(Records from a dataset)
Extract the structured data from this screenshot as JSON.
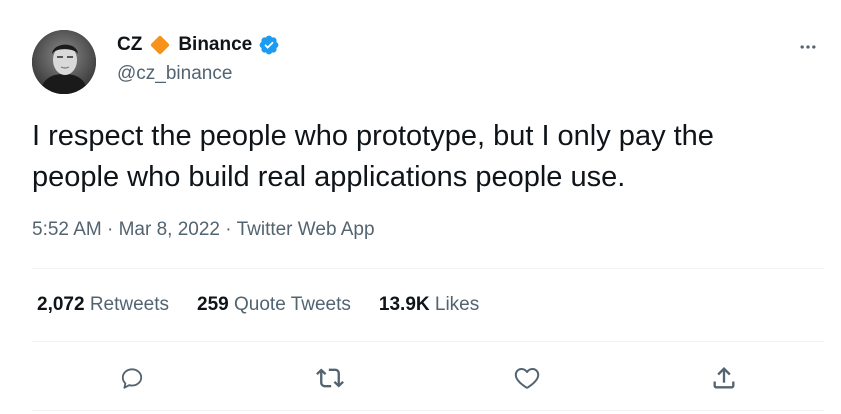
{
  "author": {
    "display_name": "CZ",
    "affiliation": "Binance",
    "handle": "@cz_binance",
    "verified": true
  },
  "tweet": {
    "text_line1": "I respect the people who prototype, but I only pay the",
    "text_line2": "people who build real applications people use.",
    "time": "5:52 AM",
    "date": "Mar 8, 2022",
    "source": "Twitter Web App",
    "separator": "·"
  },
  "stats": {
    "retweets_count": "2,072",
    "retweets_label": "Retweets",
    "quotes_count": "259",
    "quotes_label": "Quote Tweets",
    "likes_count": "13.9K",
    "likes_label": "Likes"
  },
  "icons": {
    "reply": "reply-icon",
    "retweet": "retweet-icon",
    "like": "heart-icon",
    "share": "share-icon",
    "more": "more-icon",
    "verified": "verified-badge-icon",
    "brand": "binance-diamond-icon"
  },
  "colors": {
    "primary_text": "#0f1419",
    "secondary_text": "#536471",
    "verified_blue": "#1d9bf0",
    "binance_orange": "#f7931a",
    "divider": "#eff3f4"
  }
}
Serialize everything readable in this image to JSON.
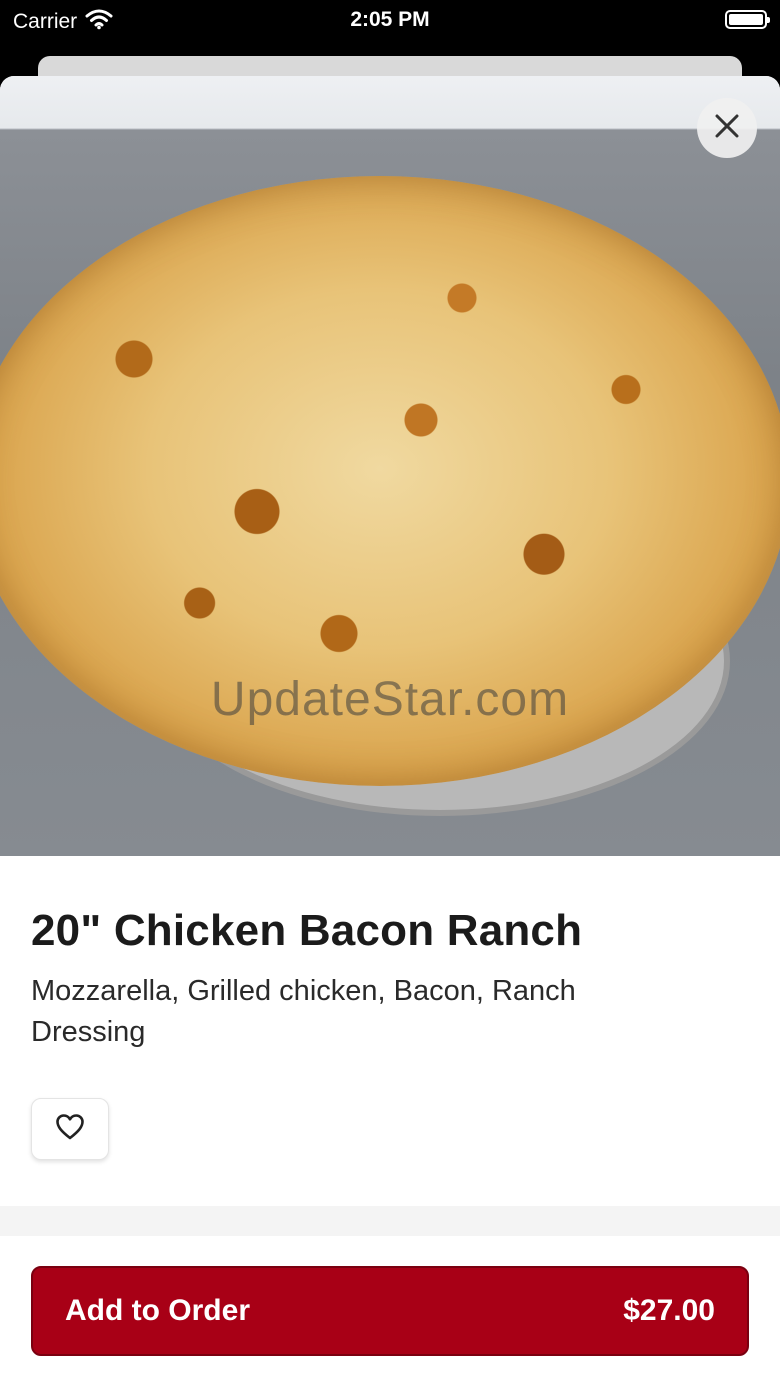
{
  "status_bar": {
    "carrier": "Carrier",
    "time": "2:05 PM",
    "wifi_icon": "wifi-icon",
    "battery_icon": "battery-full-icon"
  },
  "hero": {
    "image_subject": "pizza photo",
    "watermark": "UpdateStar.com",
    "close_icon": "close-icon"
  },
  "item": {
    "title": "20\" Chicken Bacon Ranch",
    "description": "Mozzarella, Grilled chicken, Bacon, Ranch Dressing",
    "favorite_icon": "heart-outline-icon"
  },
  "footer": {
    "add_label": "Add to Order",
    "price": "$27.00"
  },
  "colors": {
    "accent": "#a80016",
    "background": "#ffffff",
    "text": "#1b1b1b"
  }
}
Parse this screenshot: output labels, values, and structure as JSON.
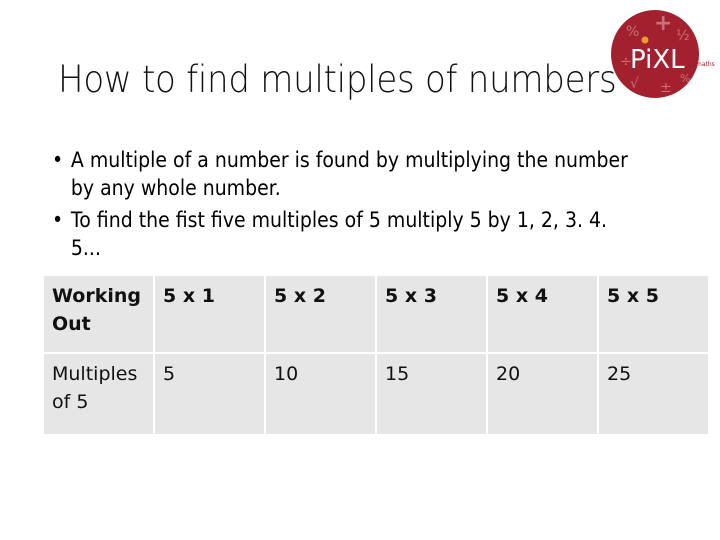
{
  "slide": {
    "title": "How to find multiples of numbers",
    "logo": {
      "name": "PiXL maths",
      "brand_text": "PiXL",
      "sub_text": "maths",
      "circle_color": "#a3212e",
      "dot_color": "#f29a2e"
    },
    "bullets": [
      {
        "text": "A multiple of a number is found by multiplying the number by any whole number."
      },
      {
        "text": "To find the fist five multiples of 5 multiply 5 by 1, 2, 3. 4. 5..."
      }
    ],
    "bullet_glyph": "•",
    "table": {
      "rows": [
        {
          "cells": [
            "Working Out",
            "5 x 1",
            "5 x 2",
            "5 x 3",
            "5 x 4",
            "5 x 5"
          ]
        },
        {
          "cells": [
            "Multiples of 5",
            "5",
            "10",
            "15",
            "20",
            "25"
          ]
        }
      ]
    }
  }
}
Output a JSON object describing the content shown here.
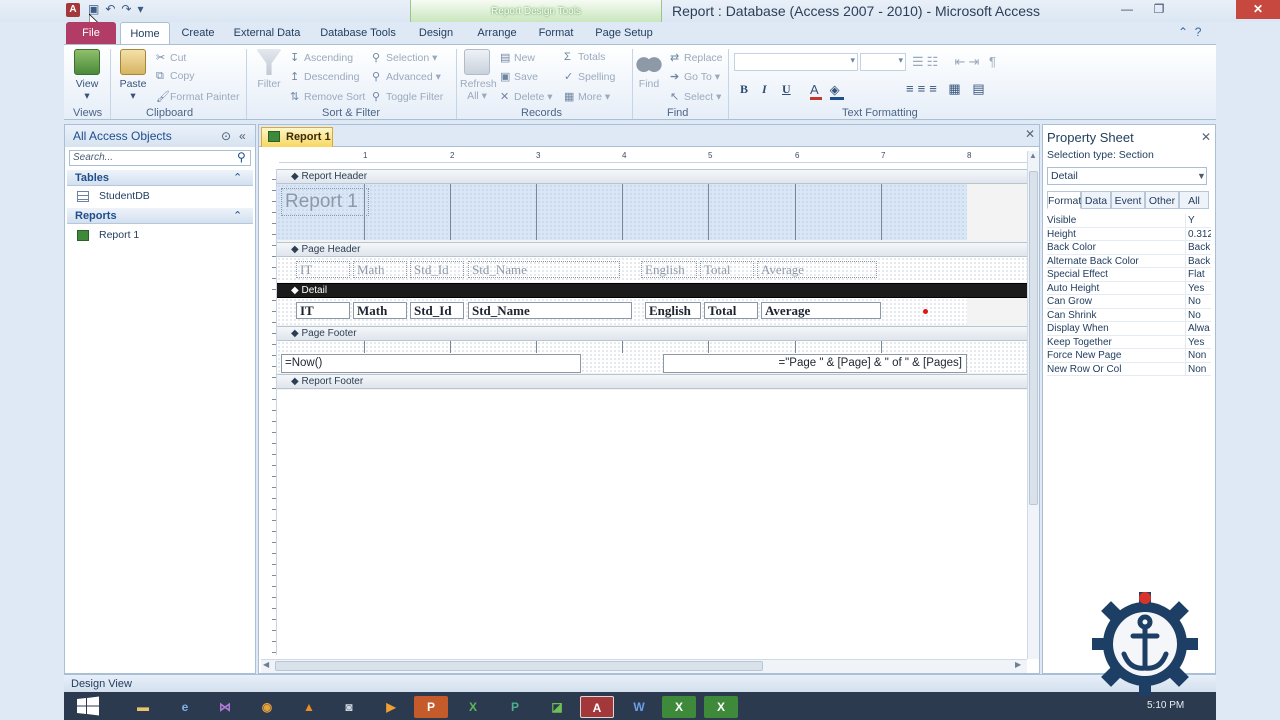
{
  "window": {
    "title": "Report : Database (Access 2007 - 2010)  -  Microsoft Access",
    "contextual_group": "Report Design Tools",
    "app_icon_letter": "A"
  },
  "ribbon": {
    "tabs": [
      "File",
      "Home",
      "Create",
      "External Data",
      "Database Tools",
      "Design",
      "Arrange",
      "Format",
      "Page Setup"
    ],
    "groups": {
      "views": {
        "label": "Views",
        "view": "View"
      },
      "clipboard": {
        "label": "Clipboard",
        "paste": "Paste",
        "cut": "Cut",
        "copy": "Copy",
        "format_painter": "Format Painter"
      },
      "sort_filter": {
        "label": "Sort & Filter",
        "filter": "Filter",
        "ascending": "Ascending",
        "descending": "Descending",
        "remove_sort": "Remove Sort",
        "selection": "Selection",
        "advanced": "Advanced",
        "toggle_filter": "Toggle Filter"
      },
      "records": {
        "label": "Records",
        "refresh": "Refresh",
        "refresh_all": "All",
        "new": "New",
        "save": "Save",
        "delete": "Delete",
        "totals": "Totals",
        "spelling": "Spelling",
        "more": "More"
      },
      "find": {
        "label": "Find",
        "find": "Find",
        "replace": "Replace",
        "goto": "Go To",
        "select": "Select"
      },
      "text_formatting": {
        "label": "Text Formatting",
        "bold": "B",
        "italic": "I",
        "underline": "U"
      }
    }
  },
  "nav": {
    "header": "All Access Objects",
    "search_placeholder": "Search...",
    "sections": [
      {
        "name": "Tables",
        "items": [
          "StudentDB"
        ]
      },
      {
        "name": "Reports",
        "items": [
          "Report 1"
        ]
      }
    ]
  },
  "document": {
    "tab": "Report 1",
    "ruler_marks": [
      "1",
      "2",
      "3",
      "4",
      "5",
      "6",
      "7",
      "8"
    ],
    "sections": {
      "report_header": "Report Header",
      "page_header": "Page Header",
      "detail": "Detail",
      "page_footer": "Page Footer",
      "report_footer": "Report Footer"
    },
    "report_title": "Report 1",
    "header_labels": [
      "IT",
      "Math",
      "Std_Id",
      "Std_Name",
      "English",
      "Total",
      "Average"
    ],
    "detail_fields": [
      "IT",
      "Math",
      "Std_Id",
      "Std_Name",
      "English",
      "Total",
      "Average"
    ],
    "footer_left": "=Now()",
    "footer_right": "=\"Page \" & [Page] & \" of \" & [Pages]"
  },
  "property_sheet": {
    "title": "Property Sheet",
    "selection_type": "Selection type:  Section",
    "selected_object": "Detail",
    "tabs": [
      "Format",
      "Data",
      "Event",
      "Other",
      "All"
    ],
    "rows": [
      {
        "name": "Visible",
        "value": "Y"
      },
      {
        "name": "Height",
        "value": "0.312"
      },
      {
        "name": "Back Color",
        "value": "Back"
      },
      {
        "name": "Alternate Back Color",
        "value": "Back"
      },
      {
        "name": "Special Effect",
        "value": "Flat"
      },
      {
        "name": "Auto Height",
        "value": "Yes"
      },
      {
        "name": "Can Grow",
        "value": "No"
      },
      {
        "name": "Can Shrink",
        "value": "No"
      },
      {
        "name": "Display When",
        "value": "Alwa"
      },
      {
        "name": "Keep Together",
        "value": "Yes"
      },
      {
        "name": "Force New Page",
        "value": "Non"
      },
      {
        "name": "New Row Or Col",
        "value": "Non"
      }
    ]
  },
  "status_bar": {
    "text": "Design View"
  },
  "taskbar": {
    "clock": "5:10 PM",
    "apps": [
      "explorer",
      "visual-studio",
      "chrome",
      "vlc",
      "app",
      "media",
      "powerpoint",
      "excel",
      "publisher",
      "project",
      "access",
      "word",
      "excel-alt",
      "excel-alt2"
    ]
  },
  "colors": {
    "file_tab": "#b13c66",
    "contextual": "#9cc48c",
    "close": "#c7483e",
    "doc_tab": "#f7d661",
    "detail_bar": "#1b1b1b"
  }
}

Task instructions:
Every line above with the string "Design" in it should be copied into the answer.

The answer:
    "contextual_group": "Report Design Tools",
      "Design",
    "text": "Design View"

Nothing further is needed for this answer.